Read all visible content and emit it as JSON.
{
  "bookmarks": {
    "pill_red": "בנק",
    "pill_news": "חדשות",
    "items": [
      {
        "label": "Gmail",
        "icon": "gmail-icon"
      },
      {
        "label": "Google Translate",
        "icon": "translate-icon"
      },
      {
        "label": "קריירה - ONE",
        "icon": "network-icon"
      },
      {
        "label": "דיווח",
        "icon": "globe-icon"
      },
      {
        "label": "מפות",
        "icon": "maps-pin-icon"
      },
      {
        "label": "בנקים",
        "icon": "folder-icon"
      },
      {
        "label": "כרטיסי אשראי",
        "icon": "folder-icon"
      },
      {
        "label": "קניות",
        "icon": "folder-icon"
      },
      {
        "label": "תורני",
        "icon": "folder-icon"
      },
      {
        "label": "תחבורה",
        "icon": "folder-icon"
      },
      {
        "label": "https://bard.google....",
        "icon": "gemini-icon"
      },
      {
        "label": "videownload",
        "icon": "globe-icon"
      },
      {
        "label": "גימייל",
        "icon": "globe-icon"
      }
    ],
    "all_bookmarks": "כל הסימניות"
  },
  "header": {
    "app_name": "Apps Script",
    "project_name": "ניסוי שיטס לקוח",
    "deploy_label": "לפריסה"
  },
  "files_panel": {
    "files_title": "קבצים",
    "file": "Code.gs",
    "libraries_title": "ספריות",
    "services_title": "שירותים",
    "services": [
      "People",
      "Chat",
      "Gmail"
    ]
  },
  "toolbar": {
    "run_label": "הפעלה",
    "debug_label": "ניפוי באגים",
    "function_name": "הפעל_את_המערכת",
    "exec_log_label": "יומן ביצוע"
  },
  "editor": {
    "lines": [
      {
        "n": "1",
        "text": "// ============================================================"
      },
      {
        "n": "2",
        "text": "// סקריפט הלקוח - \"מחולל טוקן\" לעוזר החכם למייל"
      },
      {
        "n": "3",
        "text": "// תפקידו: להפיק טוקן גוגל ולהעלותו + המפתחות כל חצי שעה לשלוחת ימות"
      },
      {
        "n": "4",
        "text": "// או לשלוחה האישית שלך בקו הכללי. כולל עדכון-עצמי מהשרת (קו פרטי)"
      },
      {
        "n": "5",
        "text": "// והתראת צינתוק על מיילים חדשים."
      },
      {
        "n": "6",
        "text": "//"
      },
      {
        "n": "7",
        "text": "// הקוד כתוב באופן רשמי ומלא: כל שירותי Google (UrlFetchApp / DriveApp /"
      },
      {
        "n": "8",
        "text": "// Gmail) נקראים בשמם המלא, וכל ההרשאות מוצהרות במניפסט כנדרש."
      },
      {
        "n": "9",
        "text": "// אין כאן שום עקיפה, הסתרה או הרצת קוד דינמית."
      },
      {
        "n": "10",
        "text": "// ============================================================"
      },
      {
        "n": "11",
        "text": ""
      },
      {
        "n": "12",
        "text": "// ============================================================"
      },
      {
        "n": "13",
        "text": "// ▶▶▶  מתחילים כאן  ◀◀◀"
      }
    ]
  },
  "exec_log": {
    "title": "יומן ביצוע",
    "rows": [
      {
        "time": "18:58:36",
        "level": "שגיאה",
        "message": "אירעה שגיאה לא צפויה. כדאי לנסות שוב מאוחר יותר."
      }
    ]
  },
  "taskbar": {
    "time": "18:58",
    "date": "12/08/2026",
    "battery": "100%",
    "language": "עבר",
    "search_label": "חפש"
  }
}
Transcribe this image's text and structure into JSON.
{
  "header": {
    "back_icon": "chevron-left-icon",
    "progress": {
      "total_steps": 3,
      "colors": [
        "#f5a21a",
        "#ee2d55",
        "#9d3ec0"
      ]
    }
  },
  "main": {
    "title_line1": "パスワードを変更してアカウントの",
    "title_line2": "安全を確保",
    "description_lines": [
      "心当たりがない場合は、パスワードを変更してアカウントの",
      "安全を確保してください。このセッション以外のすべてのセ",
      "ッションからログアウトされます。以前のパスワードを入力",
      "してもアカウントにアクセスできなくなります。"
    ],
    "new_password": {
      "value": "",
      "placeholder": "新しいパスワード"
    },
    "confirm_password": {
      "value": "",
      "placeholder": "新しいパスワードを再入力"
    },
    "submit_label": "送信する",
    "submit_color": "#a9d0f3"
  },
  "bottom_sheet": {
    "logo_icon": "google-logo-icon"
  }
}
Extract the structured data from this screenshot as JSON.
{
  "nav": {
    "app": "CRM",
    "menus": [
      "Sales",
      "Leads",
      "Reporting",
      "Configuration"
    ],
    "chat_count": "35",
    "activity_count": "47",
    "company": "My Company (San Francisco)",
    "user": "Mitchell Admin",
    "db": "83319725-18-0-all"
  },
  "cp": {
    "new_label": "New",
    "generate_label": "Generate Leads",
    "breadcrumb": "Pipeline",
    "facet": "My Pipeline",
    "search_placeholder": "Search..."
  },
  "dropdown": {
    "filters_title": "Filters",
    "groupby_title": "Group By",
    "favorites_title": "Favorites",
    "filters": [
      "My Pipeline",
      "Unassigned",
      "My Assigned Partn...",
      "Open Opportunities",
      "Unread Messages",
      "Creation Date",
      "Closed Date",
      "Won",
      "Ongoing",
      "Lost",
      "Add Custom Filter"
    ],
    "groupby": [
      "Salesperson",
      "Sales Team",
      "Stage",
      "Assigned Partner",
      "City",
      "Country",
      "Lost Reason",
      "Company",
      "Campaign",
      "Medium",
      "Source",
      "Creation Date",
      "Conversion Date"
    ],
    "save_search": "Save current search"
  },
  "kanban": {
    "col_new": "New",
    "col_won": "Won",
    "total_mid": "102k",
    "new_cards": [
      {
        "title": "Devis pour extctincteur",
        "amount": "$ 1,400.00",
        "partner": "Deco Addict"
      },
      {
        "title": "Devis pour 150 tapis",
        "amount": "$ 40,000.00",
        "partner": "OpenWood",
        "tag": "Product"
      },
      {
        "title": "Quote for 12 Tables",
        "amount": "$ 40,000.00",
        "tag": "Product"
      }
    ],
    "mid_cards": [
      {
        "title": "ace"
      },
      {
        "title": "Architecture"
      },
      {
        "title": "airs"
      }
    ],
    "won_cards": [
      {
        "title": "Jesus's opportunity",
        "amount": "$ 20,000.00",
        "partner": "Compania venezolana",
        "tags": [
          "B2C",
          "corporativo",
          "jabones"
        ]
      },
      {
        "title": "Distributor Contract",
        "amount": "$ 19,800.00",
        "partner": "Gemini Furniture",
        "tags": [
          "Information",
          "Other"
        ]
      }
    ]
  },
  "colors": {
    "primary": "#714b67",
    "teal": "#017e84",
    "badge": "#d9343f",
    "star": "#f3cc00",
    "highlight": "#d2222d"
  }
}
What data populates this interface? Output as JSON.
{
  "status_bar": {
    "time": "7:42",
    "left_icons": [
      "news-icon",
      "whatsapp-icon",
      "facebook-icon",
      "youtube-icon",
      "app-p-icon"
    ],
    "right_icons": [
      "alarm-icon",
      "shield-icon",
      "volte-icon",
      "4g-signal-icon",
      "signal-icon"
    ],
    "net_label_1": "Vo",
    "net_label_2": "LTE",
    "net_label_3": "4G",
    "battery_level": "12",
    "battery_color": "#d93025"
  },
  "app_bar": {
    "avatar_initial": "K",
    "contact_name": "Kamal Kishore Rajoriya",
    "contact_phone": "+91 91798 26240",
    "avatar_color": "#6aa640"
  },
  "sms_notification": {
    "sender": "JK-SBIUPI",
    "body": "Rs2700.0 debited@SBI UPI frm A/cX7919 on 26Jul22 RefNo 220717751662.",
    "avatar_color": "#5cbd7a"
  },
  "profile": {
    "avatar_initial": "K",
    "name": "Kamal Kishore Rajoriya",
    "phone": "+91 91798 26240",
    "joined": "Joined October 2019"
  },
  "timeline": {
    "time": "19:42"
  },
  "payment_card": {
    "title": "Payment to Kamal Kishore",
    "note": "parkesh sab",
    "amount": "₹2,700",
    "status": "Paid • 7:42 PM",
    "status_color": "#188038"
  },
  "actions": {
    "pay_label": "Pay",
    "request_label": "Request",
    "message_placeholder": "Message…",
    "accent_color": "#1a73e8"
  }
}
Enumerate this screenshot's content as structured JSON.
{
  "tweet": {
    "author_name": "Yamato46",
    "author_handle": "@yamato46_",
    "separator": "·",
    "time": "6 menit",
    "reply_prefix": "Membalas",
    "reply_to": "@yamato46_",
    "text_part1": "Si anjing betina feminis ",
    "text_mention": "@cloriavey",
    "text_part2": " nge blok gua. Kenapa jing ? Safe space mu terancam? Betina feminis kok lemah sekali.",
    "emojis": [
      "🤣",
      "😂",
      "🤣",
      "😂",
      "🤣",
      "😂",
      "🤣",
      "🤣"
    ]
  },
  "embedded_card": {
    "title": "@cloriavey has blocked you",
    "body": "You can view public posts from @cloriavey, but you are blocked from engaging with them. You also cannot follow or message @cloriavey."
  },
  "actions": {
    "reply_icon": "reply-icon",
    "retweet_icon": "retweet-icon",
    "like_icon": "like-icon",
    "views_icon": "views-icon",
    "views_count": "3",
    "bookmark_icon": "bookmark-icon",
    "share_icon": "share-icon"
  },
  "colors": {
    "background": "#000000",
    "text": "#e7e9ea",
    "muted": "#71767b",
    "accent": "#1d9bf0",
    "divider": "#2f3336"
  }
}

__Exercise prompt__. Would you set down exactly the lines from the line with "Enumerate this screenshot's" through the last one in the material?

__Solution__.
Enumerate this screenshot's content as structured JSON.
{
  "tweet": {
    "author_name": "Yamato46",
    "author_handle": "@yamato46_",
    "separator": "·",
    "time": "6 menit",
    "reply_prefix": "Membalas",
    "reply_to": "@yamato46_",
    "text_part1": "Si anjing betina feminis ",
    "text_mention": "@cloriavey",
    "text_part2": " nge blok gua. Kenapa jing ? Safe space mu terancam? Betina feminis kok lemah sekali.",
    "emojis": [
      "🤣",
      "😂",
      "🤣",
      "😂",
      "🤣",
      "😂",
      "🤣",
      "🤣"
    ]
  },
  "embedded_card": {
    "title": "@cloriavey has blocked you",
    "body": "You can view public posts from @cloriavey, but you are blocked from engaging with them. You also cannot follow or message @cloriavey."
  },
  "actions": {
    "reply_icon": "reply-icon",
    "retweet_icon": "retweet-icon",
    "like_icon": "like-icon",
    "views_icon": "views-icon",
    "views_count": "3",
    "bookmark_icon": "bookmark-icon",
    "share_icon": "share-icon"
  },
  "colors": {
    "background": "#000000",
    "text": "#e7e9ea",
    "muted": "#71767b",
    "accent": "#1d9bf0",
    "divider": "#2f3336"
  }
}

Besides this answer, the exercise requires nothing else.